However much Marguerite may wish to keep to herself, she cannot help but become involved with some of the villagers: bolshy Brigitte who has been tasked with checking up on Jérôme’s nursing companions; her gentle farmer husband Henri; the old man’s sons who make a brief appearance from their successful Parisian careers and seem to care more about the inheritance than about their father; and Suki, whose family fled from Iran, and who feels the eternal outsider in a community of ‘mediocrities’.
So we have an intriguing cast of characters, and we have hints (actually quite broad hints – more like public road signs) of past pain and secrets that certain of the characters would do anything to protect. We also have trips to the boulangerie, drinking wine among the olive groves and picking ripe tomatoes on the vine. We have careful observation of gestures and dialogue, a gradual reveal of motivations and tensions, good pacing generally. There are also passages of lyrical, yearning intensity that are simply beautifully written. Yet, overall, the book failed to win me entirely over.
Firstly, despite all of its cultural references, I did not feel fully immersed in a stifling French village atmosphere with sinister overtones, as described so accurately by French authors such as Sylvie Granotier, Sébastien Japrisot or Pascal Garnier. Nor did it have the almost overwhelming charm and specificity of the novels of Joanne Harris or Martin Walker’s Bruno Chief of Police series.

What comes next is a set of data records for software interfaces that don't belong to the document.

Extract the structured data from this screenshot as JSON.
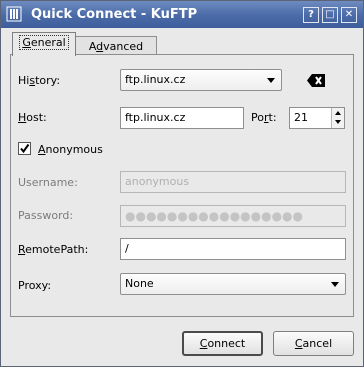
{
  "window": {
    "title": "Quick Connect - KuFTP",
    "buttons": {
      "help": "?",
      "maximize": "□",
      "close": "✕"
    }
  },
  "tabs": [
    {
      "label_underline": "G",
      "label_rest": "eneral",
      "active": true
    },
    {
      "label_before": "A",
      "label_underline": "d",
      "label_rest": "vanced",
      "active": false
    }
  ],
  "form": {
    "history": {
      "label_pre": "Hi",
      "label_u": "s",
      "label_post": "tory:",
      "value": "ftp.linux.cz"
    },
    "host": {
      "label_u": "H",
      "label_post": "ost:",
      "value": "ftp.linux.cz"
    },
    "port": {
      "label_pre": "Po",
      "label_u": "r",
      "label_post": "t:",
      "value": "21"
    },
    "anonymous": {
      "label_u": "A",
      "label_post": "nonymous",
      "checked": true
    },
    "username": {
      "label": "Username:",
      "value": "anonymous",
      "disabled": true
    },
    "password": {
      "label": "Password:",
      "value": "●●●●●●●●●●●●●●●●●",
      "disabled": true
    },
    "remote_path": {
      "label_u": "R",
      "label_post": "emotePath:",
      "value": "/"
    },
    "proxy": {
      "label": "Proxy:",
      "value": "None"
    }
  },
  "footer": {
    "connect": {
      "label_u": "C",
      "label_post": "onnect"
    },
    "cancel": {
      "label_u": "C",
      "label_post": "ancel"
    }
  },
  "colors": {
    "titlebar": "#4a6aa8",
    "window_bg": "#eae9ea"
  }
}
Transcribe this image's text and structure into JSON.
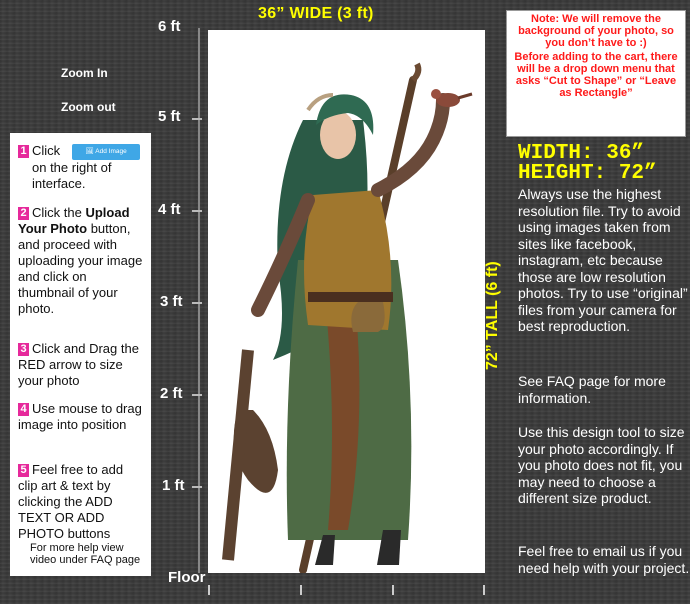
{
  "ruler": {
    "labels": [
      "6 ft",
      "5 ft",
      "4 ft",
      "3 ft",
      "2 ft",
      "1 ft",
      "Floor"
    ]
  },
  "canvas": {
    "width_label": "36” WIDE (3 ft)",
    "height_label": "72” TALL (6 ft)"
  },
  "zoom": {
    "in": "Zoom In",
    "out": "Zoom out"
  },
  "instructions": {
    "step1_pre": "Click",
    "add_image_button": "Add Image",
    "step1_post": "on the right of interface.",
    "step2_pre": "Click the ",
    "step2_bold": "Upload Your Photo",
    "step2_post": " button, and proceed with uploading your image and click on thumbnail of your photo.",
    "step3": "Click and Drag the RED arrow to size your photo",
    "step4": "Use mouse to drag image into position",
    "step5": "Feel free to add clip art & text by clicking the ADD TEXT OR ADD PHOTO buttons",
    "help": "For more help view video under FAQ page",
    "numbers": [
      "1",
      "2",
      "3",
      "4",
      "5"
    ]
  },
  "note": {
    "line1": "Note: We will remove the background of your photo, so you don’t have to :)",
    "line2": "Before adding to the cart, there will be a drop down menu that asks “Cut to Shape” or “Leave as Rectangle”"
  },
  "dimensions": {
    "width": "WIDTH: 36”",
    "height": "HEIGHT: 72”"
  },
  "info": {
    "p1": "Always use the highest resolution file. Try to avoid using images taken from sites like facebook, instagram, etc because those are low resolution photos. Try to use “original” files from your camera for best reproduction.",
    "p2": "See FAQ page for more information.",
    "p3": "Use this design tool to size your photo accordingly.  If you photo does not fit, you may need to choose a different size product.",
    "p4": "Feel free to email us if you need help with your project."
  },
  "colors": {
    "accent": "#ffff00",
    "note_red": "#ff1a1a",
    "step_pink": "#e6299b",
    "button_blue": "#3fa7e6"
  }
}
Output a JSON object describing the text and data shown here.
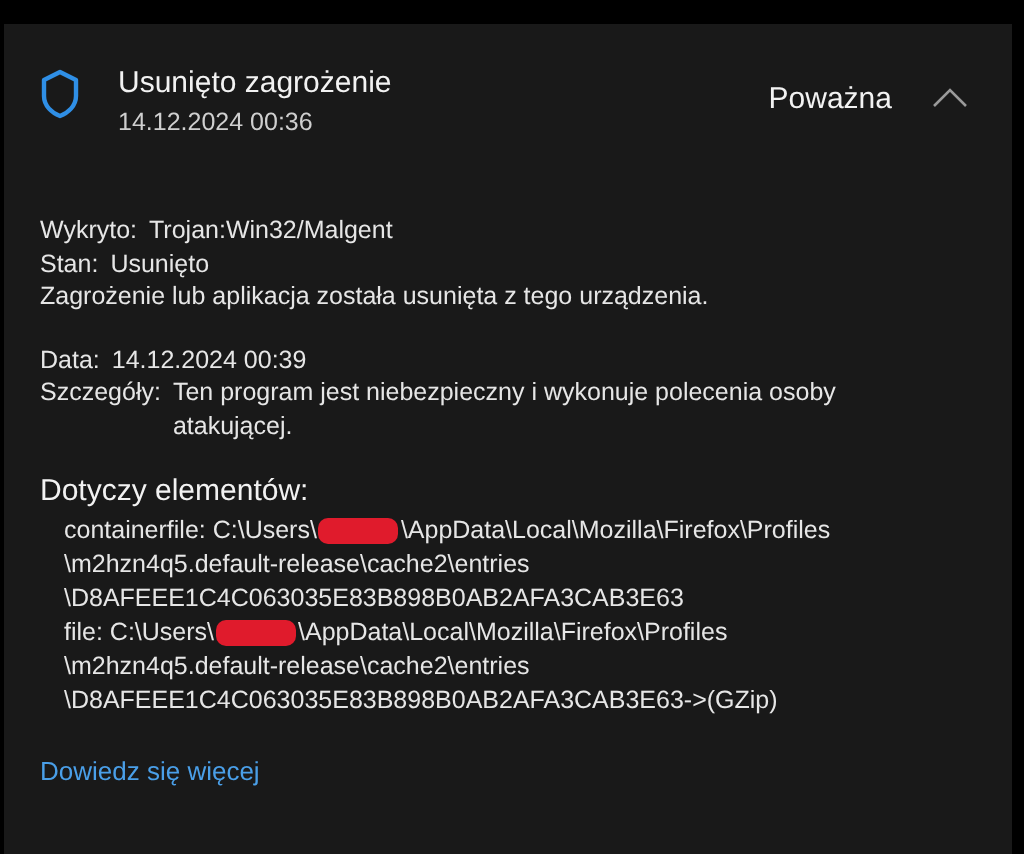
{
  "header": {
    "title": "Usunięto zagrożenie",
    "date": "14.12.2024 00:36",
    "severity": "Poważna",
    "expanded": true
  },
  "status": [
    {
      "label": "Wykryto:",
      "value": "Trojan:Win32/Malgent"
    },
    {
      "label": "Stan:",
      "value": "Usunięto"
    }
  ],
  "message": "Zagrożenie lub aplikacja została usunięta z tego urządzenia.",
  "details": [
    {
      "label": "Data:",
      "value": "14.12.2024 00:39"
    },
    {
      "label": "Szczegóły:",
      "value": "Ten program jest niebezpieczny i wykonuje polecenia osoby atakującej."
    }
  ],
  "affected": {
    "title": "Dotyczy elementów:",
    "items": [
      {
        "prefix": "containerfile: C:\\Users\\",
        "suffix": "\\AppData\\Local\\Mozilla\\Firefox\\Profiles",
        "lines": [
          "\\m2hzn4q5.default-release\\cache2\\entries",
          "\\D8AFEEE1C4C063035E83B898B0AB2AFA3CAB3E63"
        ]
      },
      {
        "prefix": "file: C:\\Users\\",
        "suffix": "\\AppData\\Local\\Mozilla\\Firefox\\Profiles",
        "lines": [
          "\\m2hzn4q5.default-release\\cache2\\entries",
          "\\D8AFEEE1C4C063035E83B898B0AB2AFA3CAB3E63->(GZip)"
        ]
      }
    ]
  },
  "link": "Dowiedz się więcej"
}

Yet Marina Kemp is one of a long line of English-speaking authors to choose to set her novel in France, so I have no quarrel with that.
Secondly, there were quite a few instances when the author was not merely content to show us an emotion or interaction between her characters, but she also had to tell it. It felt like everything had to be underlined, emphasised, dwelled upon, to make sure that we don’t miss it as a reader. In French novels and films, so much is left unsaid, so much is merely implied, which is why the contrast struck me all the more forcibly. Finally, some of the secrets were dealt with in a rather melodramatic fashion which might have made more sense if the book had been set a few decades ago.
Having made all of the critical remarks above, I have to admit that I read the book in just a couple of days and found it an enjoyable experience. However, I don’t think it will be the most memorable book from the shortlist for me.
The temptation to live off-grid somewhere in a tiny (but well-insulated) house is becoming well-nigh overwhelming. No, this is not a comment on current politics or fears; this is a worry-free, escapist zone.
I’ve often said I don’t need much more than a little cabin or hut to house myself once the boys leave home. Although I might need another cabin or two just to house the books…
What would life be like if you had high enough ceilings to fit in a mezzanine? Here are some suggestions of how to go about planning and decorating.